by Maria Hartas, DCMME Graduate Assistant
The entire world watched the devastating fire at Notre Dame de Paris. Amidst the reporters and firefighters was Colossus, a firefighting robot. As the Paris Fire Brigade withdrew its human firefighters in fear of the building collapsing, a caterpillar-tracked tank-bot was the solution the team needed.
Colossus was connected to a hose and pumped water into the air and onto the flames with its water cannon.
Colossus was able to help fight the flames in a way firefighters couldn’t. For one, robots can handle the heat as a human can’t. Furthermore, a robo-firefighter creates a safety buffer between the firefighter and the hazardous environment, allowing firefighters to strategically plan their next steps without the threat of direct contact with fire. Additionally, one robot is can replace up to thirteen people; on average, up to three people would be needed to operate Colossus’ water cannon and roughly ten people would need to carry the hose when full of water.

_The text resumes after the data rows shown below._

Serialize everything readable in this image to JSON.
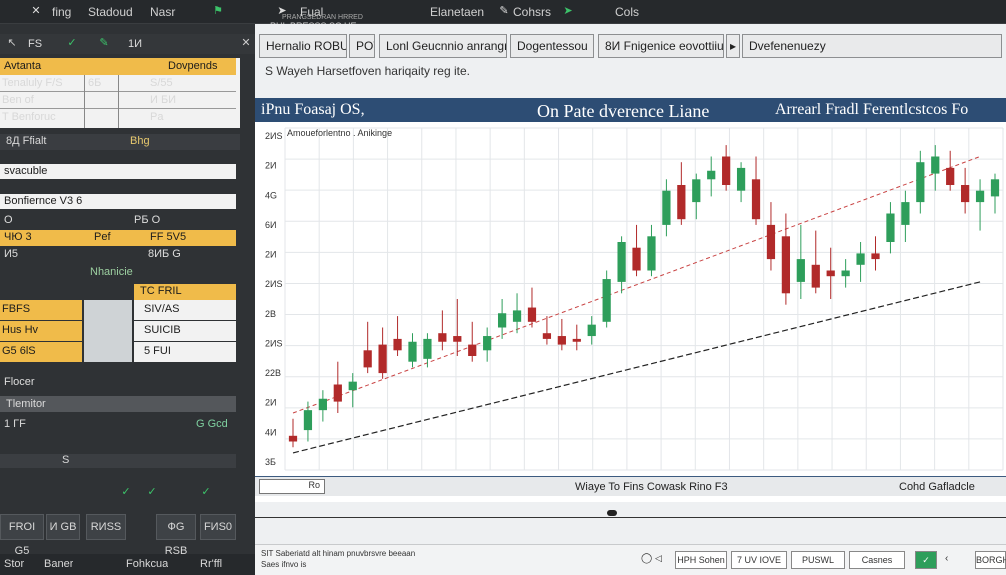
{
  "topbar": {
    "items": [
      "fing",
      "Stadoud",
      "Nasr",
      "Fual",
      "Elanetaen",
      "Cohsrs",
      "Cols"
    ],
    "subtitle": "PHI. BRESSS   SC HE",
    "tiny": "PRANGSEDRAN HRRED"
  },
  "left": {
    "toolbar": [
      "FS",
      "✓",
      "1И"
    ],
    "table": {
      "header_left": "Avtanta",
      "header_right": "Dovpends",
      "rows": [
        {
          "a": "Tenaluly F/S",
          "b": "6Б",
          "c": "S/55"
        },
        {
          "a": "Ben of",
          "b": "",
          "c": "И БИ"
        },
        {
          "a": "T Benforuc",
          "b": "",
          "c": "Pa"
        }
      ]
    },
    "section1": {
      "title": "Bhg",
      "label": "8Д Ffialt",
      "item1": "svacuble",
      "item2": "Bonfiernce V3 6"
    },
    "row_o": {
      "left": "O",
      "right": "PБ O"
    },
    "yellow_row": {
      "a": "ЧЮ 3",
      "b": "Pef",
      "c": "FF 5V5"
    },
    "small_row": {
      "left": "И5",
      "right": "8ИБ G"
    },
    "section2": {
      "title": "Nhanicie",
      "right_title": "TC FRIL"
    },
    "grid2": [
      {
        "a": "FBFS",
        "b": "SIV/AS"
      },
      {
        "a": "Hus Hv",
        "b": "SUICIB"
      },
      {
        "a": "G5 6lS",
        "b": "5 FUI"
      }
    ],
    "fields": {
      "label": "Flocer",
      "input": "Tlemitor"
    },
    "row_b": {
      "left": "1 ГF",
      "right": "G Gcd"
    },
    "row_c": {
      "value": "S"
    },
    "bottom_buttons": [
      "FROI G5",
      "И GB",
      "RИSS",
      "ФG RSB",
      "FИS0"
    ],
    "footer": [
      "Stor",
      "Baner",
      "Fohkcua",
      "Rr'ffl"
    ]
  },
  "main": {
    "tabs": [
      "Hernalio ROBU",
      "POT",
      "Lonl Geucnnio anrangrs",
      "Dogentessou",
      "8И Fnigenice eovottiiul",
      "Dvefenenuezy"
    ],
    "breadcrumb": "S Wayeh Harsetfoven hariqaity reg ite.",
    "title_left": "iPnu Foasaj OS,",
    "title_center": "On Pate dverence Liane",
    "title_right": "Arrearl Fradl Ferentlcstcos Fo",
    "legend": "Amoueforlentno . Anikinge",
    "status_center": "Wiaye To Fins Cowask Rino F3",
    "status_right": "Cohd Gafladcle",
    "status_left_btn": "Ro",
    "bottom_note1": "SIT Saberiatd alt hinam pnuvbrsvre beeaan",
    "bottom_note2": "Saes ifnvo is",
    "bottom_buttons": [
      "HPH Sohen",
      "7 UV IOVE",
      "PUSWL",
      "Casnes",
      "✓",
      "BORGHN"
    ]
  },
  "chart_data": {
    "type": "candlestick",
    "title": "On Pate dverence Liane",
    "y_tick_labels": [
      "2ИS",
      "2И",
      "4G",
      "6И",
      "2И",
      "2ИS",
      "2B",
      "2ИS",
      "22B",
      "2И",
      "4И",
      "3Б"
    ],
    "candles": [
      {
        "o": 22,
        "h": 28,
        "l": 18,
        "c": 20,
        "up": false
      },
      {
        "o": 24,
        "h": 34,
        "l": 20,
        "c": 31,
        "up": true
      },
      {
        "o": 31,
        "h": 38,
        "l": 27,
        "c": 35,
        "up": true
      },
      {
        "o": 40,
        "h": 48,
        "l": 30,
        "c": 34,
        "up": false
      },
      {
        "o": 38,
        "h": 44,
        "l": 32,
        "c": 41,
        "up": true
      },
      {
        "o": 52,
        "h": 62,
        "l": 44,
        "c": 46,
        "up": false
      },
      {
        "o": 54,
        "h": 60,
        "l": 42,
        "c": 44,
        "up": false
      },
      {
        "o": 56,
        "h": 64,
        "l": 50,
        "c": 52,
        "up": false
      },
      {
        "o": 48,
        "h": 58,
        "l": 46,
        "c": 55,
        "up": true
      },
      {
        "o": 49,
        "h": 58,
        "l": 46,
        "c": 56,
        "up": true
      },
      {
        "o": 55,
        "h": 66,
        "l": 52,
        "c": 58,
        "up": false
      },
      {
        "o": 55,
        "h": 70,
        "l": 50,
        "c": 57,
        "up": false
      },
      {
        "o": 54,
        "h": 62,
        "l": 48,
        "c": 50,
        "up": false
      },
      {
        "o": 52,
        "h": 60,
        "l": 48,
        "c": 57,
        "up": true
      },
      {
        "o": 60,
        "h": 70,
        "l": 56,
        "c": 65,
        "up": true
      },
      {
        "o": 62,
        "h": 72,
        "l": 58,
        "c": 66,
        "up": true
      },
      {
        "o": 67,
        "h": 74,
        "l": 60,
        "c": 62,
        "up": false
      },
      {
        "o": 58,
        "h": 64,
        "l": 54,
        "c": 56,
        "up": false
      },
      {
        "o": 57,
        "h": 63,
        "l": 52,
        "c": 54,
        "up": false
      },
      {
        "o": 56,
        "h": 61,
        "l": 52,
        "c": 55,
        "up": false
      },
      {
        "o": 57,
        "h": 64,
        "l": 54,
        "c": 61,
        "up": true
      },
      {
        "o": 62,
        "h": 80,
        "l": 60,
        "c": 77,
        "up": true
      },
      {
        "o": 76,
        "h": 92,
        "l": 72,
        "c": 90,
        "up": true
      },
      {
        "o": 88,
        "h": 96,
        "l": 78,
        "c": 80,
        "up": false
      },
      {
        "o": 80,
        "h": 96,
        "l": 78,
        "c": 92,
        "up": true
      },
      {
        "o": 96,
        "h": 112,
        "l": 92,
        "c": 108,
        "up": true
      },
      {
        "o": 110,
        "h": 118,
        "l": 96,
        "c": 98,
        "up": false
      },
      {
        "o": 104,
        "h": 114,
        "l": 98,
        "c": 112,
        "up": true
      },
      {
        "o": 112,
        "h": 120,
        "l": 106,
        "c": 115,
        "up": true
      },
      {
        "o": 120,
        "h": 124,
        "l": 108,
        "c": 110,
        "up": false
      },
      {
        "o": 108,
        "h": 118,
        "l": 104,
        "c": 116,
        "up": true
      },
      {
        "o": 112,
        "h": 120,
        "l": 96,
        "c": 98,
        "up": false
      },
      {
        "o": 96,
        "h": 104,
        "l": 80,
        "c": 84,
        "up": false
      },
      {
        "o": 92,
        "h": 100,
        "l": 68,
        "c": 72,
        "up": false
      },
      {
        "o": 84,
        "h": 96,
        "l": 70,
        "c": 76,
        "up": true
      },
      {
        "o": 82,
        "h": 94,
        "l": 72,
        "c": 74,
        "up": false
      },
      {
        "o": 80,
        "h": 88,
        "l": 70,
        "c": 78,
        "up": false
      },
      {
        "o": 78,
        "h": 84,
        "l": 74,
        "c": 80,
        "up": true
      },
      {
        "o": 82,
        "h": 90,
        "l": 76,
        "c": 86,
        "up": true
      },
      {
        "o": 86,
        "h": 92,
        "l": 80,
        "c": 84,
        "up": false
      },
      {
        "o": 90,
        "h": 104,
        "l": 86,
        "c": 100,
        "up": true
      },
      {
        "o": 96,
        "h": 108,
        "l": 90,
        "c": 104,
        "up": true
      },
      {
        "o": 104,
        "h": 122,
        "l": 100,
        "c": 118,
        "up": true
      },
      {
        "o": 114,
        "h": 124,
        "l": 108,
        "c": 120,
        "up": true
      },
      {
        "o": 116,
        "h": 122,
        "l": 108,
        "c": 110,
        "up": false
      },
      {
        "o": 110,
        "h": 116,
        "l": 100,
        "c": 104,
        "up": false
      },
      {
        "o": 104,
        "h": 112,
        "l": 94,
        "c": 108,
        "up": true
      },
      {
        "o": 106,
        "h": 114,
        "l": 100,
        "c": 112,
        "up": true
      }
    ],
    "trend_lower": [
      [
        0,
        16
      ],
      [
        46,
        76
      ]
    ],
    "trend_upper": [
      [
        0,
        30
      ],
      [
        46,
        120
      ]
    ],
    "ylim": [
      10,
      130
    ]
  },
  "colors": {
    "up": "#2e9e5b",
    "down": "#b12a2a",
    "titlebar": "#2d4d74",
    "panel": "#2f3235",
    "accent": "#f0bb4a"
  }
}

At two-and-a-half feet tall, weighing 1,000 pounds, Colossus is a multi-talented robot; it can rescue someone, offer high-definition, thermal-view, night-vision live feed, and tear bars for forcible entry. In addition to Colossus on the ground, air drones helped firefighters from above. A dangerous, life-threatening event, like the fire at Notre Dame de Paris, was able to be contained with no casualties, and we can consider technology in the form robotic reinforcements a crucial contributor to the firefighter team’s success.
How can robots fight fire?
Can robots and humans work together?
What are the strengths of robo-firefighters?